Omitting the pictures, print every line below exactly as it stands.

───── DATA TO EXAMINE

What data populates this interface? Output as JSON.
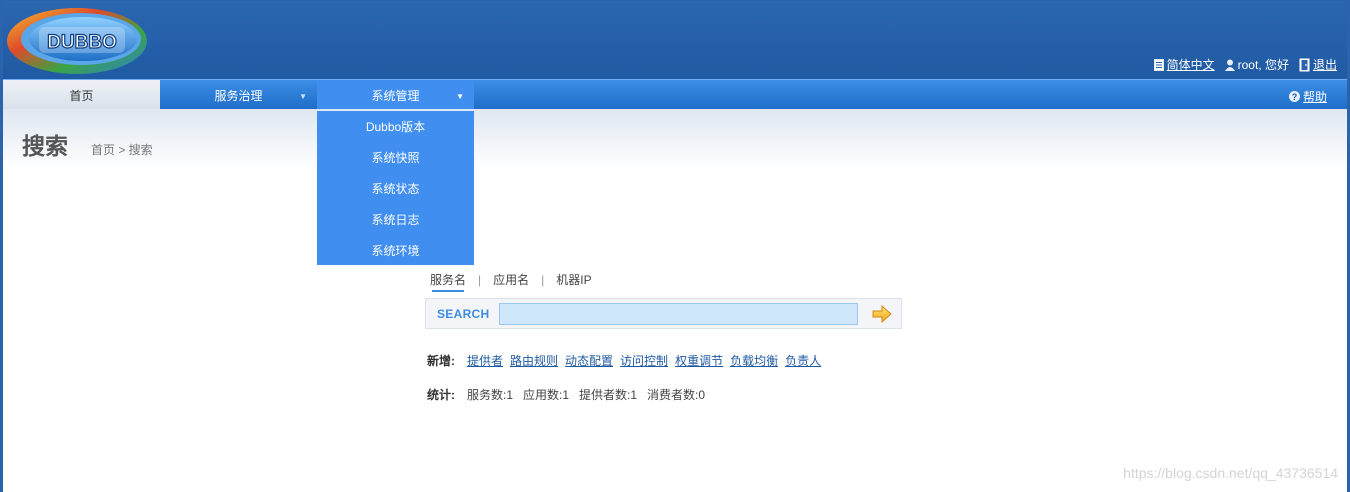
{
  "header": {
    "logo_text": "DUBBO",
    "language_link": "简体中文",
    "user_greeting": "root, 您好",
    "logout_link": "退出"
  },
  "nav": {
    "items": [
      {
        "label": "首页"
      },
      {
        "label": "服务治理"
      },
      {
        "label": "系统管理"
      }
    ],
    "help_label": "帮助"
  },
  "dropdown": {
    "items": [
      {
        "label": "Dubbo版本"
      },
      {
        "label": "系统快照"
      },
      {
        "label": "系统状态"
      },
      {
        "label": "系统日志"
      },
      {
        "label": "系统环境"
      }
    ]
  },
  "page": {
    "title": "搜索",
    "breadcrumb": "首页 > 搜索"
  },
  "search": {
    "tabs": [
      {
        "label": "服务名"
      },
      {
        "label": "应用名"
      },
      {
        "label": "机器IP"
      }
    ],
    "label": "SEARCH",
    "value": ""
  },
  "add_new": {
    "label": "新增:",
    "links": [
      {
        "label": "提供者"
      },
      {
        "label": "路由规则"
      },
      {
        "label": "动态配置"
      },
      {
        "label": "访问控制"
      },
      {
        "label": "权重调节"
      },
      {
        "label": "负载均衡"
      },
      {
        "label": "负责人"
      }
    ]
  },
  "stats": {
    "label": "统计:",
    "items": [
      {
        "text": "服务数:1"
      },
      {
        "text": "应用数:1"
      },
      {
        "text": "提供者数:1"
      },
      {
        "text": "消费者数:0"
      }
    ]
  },
  "watermark": "https://blog.csdn.net/qq_43736514",
  "colors": {
    "header_bg": "#2162ad",
    "nav_bg": "#2a7ad6",
    "dropdown_bg": "#3f8ef0",
    "link": "#1f5aa3"
  }
}
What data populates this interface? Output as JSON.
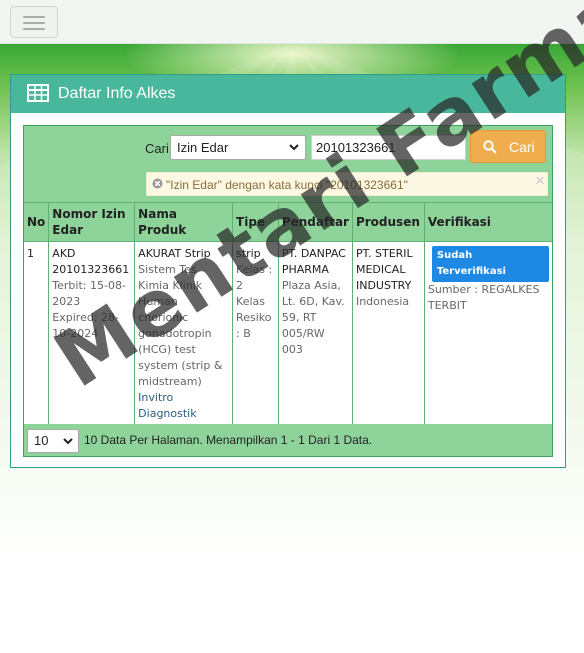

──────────

## SOLUTION TO THE PROBLEM
What data populates this interface? Output as JSON.
{
  "header": {
    "logo_text": "DUBBO",
    "language_link": "简体中文",
    "user_greeting": "root, 您好",
    "logout_link": "退出"
  },
  "nav": {
    "items": [
      {
        "label": "首页"
      },
      {
        "label": "服务治理"
      },
      {
        "label": "系统管理"
      }
    ],
    "help_label": "帮助"
  },
  "dropdown": {
    "items": [
      {
        "label": "Dubbo版本"
      },
      {
        "label": "系统快照"
      },
      {
        "label": "系统状态"
      },
      {
        "label": "系统日志"
      },
      {
        "label": "系统环境"
      }
    ]
  },
  "page": {
    "title": "搜索",
    "breadcrumb": "首页 > 搜索"
  },
  "search": {
    "tabs": [
      {
        "label": "服务名"
      },
      {
        "label": "应用名"
      },
      {
        "label": "机器IP"
      }
    ],
    "label": "SEARCH",
    "value": ""
  },
  "add_new": {
    "label": "新增:",
    "links": [
      {
        "label": "提供者"
      },
      {
        "label": "路由规则"
      },
      {
        "label": "动态配置"
      },
      {
        "label": "访问控制"
      },
      {
        "label": "权重调节"
      },
      {
        "label": "负载均衡"
      },
      {
        "label": "负责人"
      }
    ]
  },
  "stats": {
    "label": "统计:",
    "items": [
      {
        "text": "服务数:1"
      },
      {
        "text": "应用数:1"
      },
      {
        "text": "提供者数:1"
      },
      {
        "text": "消费者数:0"
      }
    ]
  },
  "watermark": "https://blog.csdn.net/qq_43736514",
  "colors": {
    "header_bg": "#2162ad",
    "nav_bg": "#2a7ad6",
    "dropdown_bg": "#3f8ef0",
    "link": "#1f5aa3"
  }
}
What data populates this interface? Output as JSON.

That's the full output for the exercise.